That’s an exceptionally nice snap of that car on the go; the lens distortion really plays up its long deck.
Isn’t that the three-piece rear window that prompted journalists of the time to paraphrase Chrysler’s ad copy of the same year (1957) and quip, “Suddenly, it’s 1950!”?
That is indeed a great picture. On-the-run photography doesn’t get any better.
I like the color coordinated wheels, trim and white walls.
It occurs to me, I don’t think I’ve driven a car that wasn’t on radials.
“I saw a few other CC’s in traffic too far away to get a good shot.”
That happened to us on a recent trip to Iowa. We were in Montana someplace, and on an old highway that paralelled the freeway we saw something like two to three dozen cars, mostly 60’s and 70’s but a few older ones, kind of a cruise-night mix; they were all going in the opposite direction, mostly in groups of three or four. There must have been a rod run or some such event. The old highway was far enough from the freeway to preclude any decent photos.
I can include this shot of a nice 1957 or ’58 Chevy 4×4 pickup that stopped at the same rest stop in South Dakota that we did.
Wow what a peach. That’s a ’57, right? That has to be my all time favorite 50’s era car. That red accent line does it for me.
Always thought the ’57 Oldsmobile was one of the prettier cars of the era – even if the rear deck could could have used a 6-12″ shortening in length. But then, that’s rating a car by modern aesthetics. Back then, a short hood, long rear deck meant speed. Just the same, I always loved the reserve on these cars.
Not to show my age or anything but a kid in my class had one of these in 1959 or so. It was hot.
We used to hold drags at the old WW2 air strip. The first NHRA nationals in Great Bend (about a 100 miles away, I guess) were still fresh in our minds. This Olds was always in the running to win. Another guy with a 58 Impala with a 348 was always nip and tuck. There were others but I had no idea that some of those cars would almost develop an aura.
Next generation will be talking the same way about turbocharged civics and they will be just as right as I am.
The ’64 StarChief has NOTHING on this booty! To quote the immortal Spinal Tap: I cannot leave this behind!
Seriously, this is sweet set of wheels, love the 3 window set up!
I like the hubcap-less look, its looks like junior took the old mans 98 to the drag races.
Great looking Olds. It looks tough with no hub caps, like it came off the beaches of Daytona! And that roofline was and is an all-time classic. Great shot!

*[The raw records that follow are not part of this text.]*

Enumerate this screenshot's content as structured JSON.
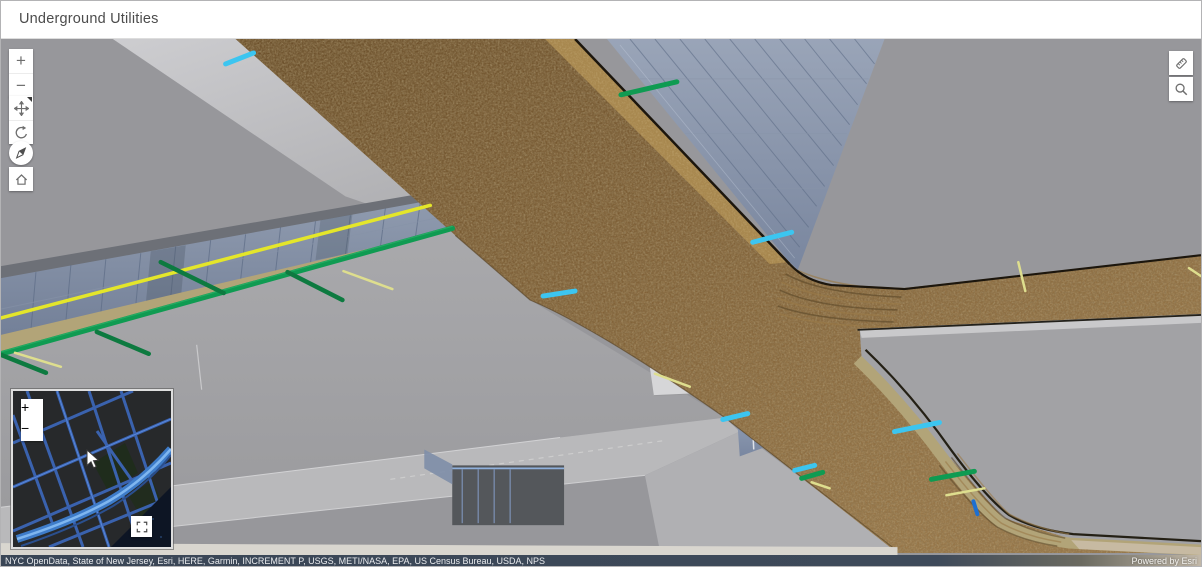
{
  "header": {
    "title": "Underground Utilities"
  },
  "navigation": {
    "zoom_in": "+",
    "zoom_out": "−",
    "left_tools": [
      "zoom-in",
      "zoom-out",
      "pan",
      "rotate",
      "compass",
      "home"
    ],
    "right_tools": [
      "measure",
      "search"
    ]
  },
  "minimap": {
    "zoom_in": "+",
    "zoom_out": "−",
    "colors": {
      "bg": "#27292b",
      "road": "#3a62ae",
      "road_bright": "#5d8de0",
      "highway": "#3e7cc9",
      "highway_core": "#7fb6ef",
      "water": "#0d1524",
      "park": "#1f2d1a"
    }
  },
  "attribution": {
    "sources": "NYC OpenData, State of New Jersey, Esri, HERE, Garmin, INCREMENT P, USGS, METI/NASA, EPA, US Census Bureau, USDA, NPS",
    "powered_by": "Powered by Esri",
    "bar_color": "#3a4656"
  },
  "scene": {
    "colors": {
      "sky": "#97979b",
      "soil_dark": "#6b4f2a",
      "soil": "#7d5e35",
      "soil_light": "#967547",
      "soil_lit_strip": "#a8884f",
      "soil_edge_dark": "#1c160d",
      "sidewalk_tan": "#b2a478",
      "glass_top": "#9aa7bd",
      "glass_bottom": "#74839f",
      "glass_mullion": "#5d6c86",
      "glass_backdrop": "#6d7077",
      "building_bright": "#c9c9cb",
      "building_wedge": "#c3c3c6",
      "building_light": "#b9b9bb",
      "building_mid": "#a2a2a5",
      "building_shadow": "#54575b",
      "bottom_strip": "#d9d6cf",
      "pipe_yellow": "#e4e62a",
      "pipe_yellow_pale": "#dede8e",
      "pipe_green": "#0f9b52",
      "pipe_green_dark": "#0d7a40",
      "pipe_cyan": "#3cc5f0",
      "pipe_blue": "#1e6fd0"
    }
  }
}
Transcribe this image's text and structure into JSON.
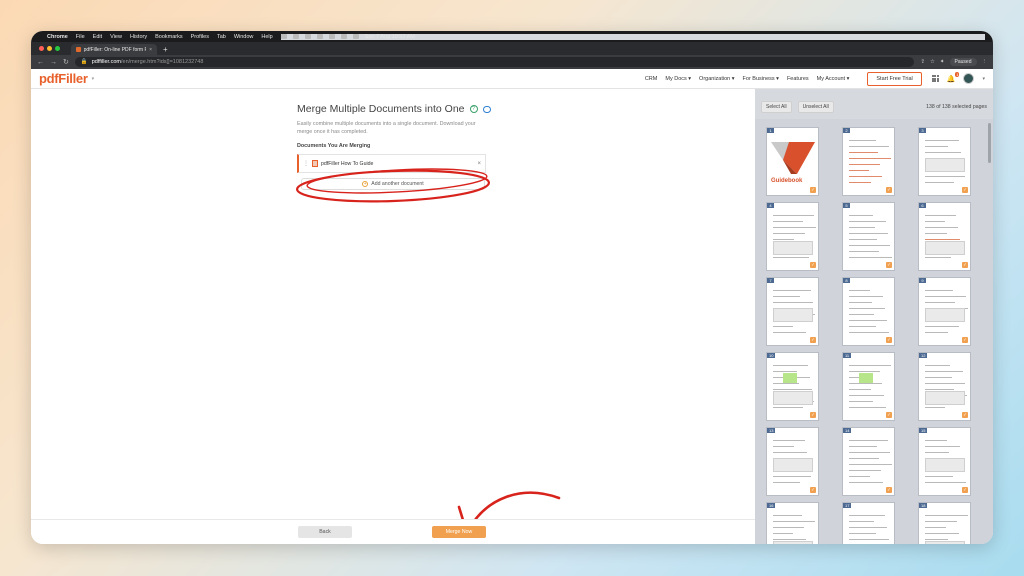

Of the shoebox years, the ’57 Olds would probably be my fave GM product after the Chevy. Buick, Cadillac, and (especially) Pontiac leave me cold. But what a difference Bunkie and Delorean would make when the ‘wide-track’ Pontiacs debuted up in 1959.
It’s interesting that ’55 – ’57, the best-looking cars ended up being the entry-level branded models from all three domestic manufacturers (Chevy, Ford, and Plymouth).
Sacrilege, I know, but I always liked this car way more than the 57 Chevy which I thought awkward looking, then and now. I grew up in the midwest and in the summer of 57 my Arizona cousins arrived in this same car, with possibly a blue stripe (I’m pretty sure the interior was blue). It had factory A/C, not something we saw much in those days. And a white steering wheel and a chrome-laden dash that was an Olds trademark up that point. Much more glamorous (and well made) than my Dad’s 57 Ford Fairlane 500 sedan. Never a fan of the three-piece rear window but the Olds was better looking than the Buick that shared it in 57.
Your email address will not be published. Required fields are marked *
Notify me of follow-up comments by email.
Notify me of new posts by email.
This site uses Akismet to reduce spam. Learn how your comment data is processed.
About Arras WordPress Theme
Copyright 2011 - 2020 Curbside Classics. All Rights Reserved.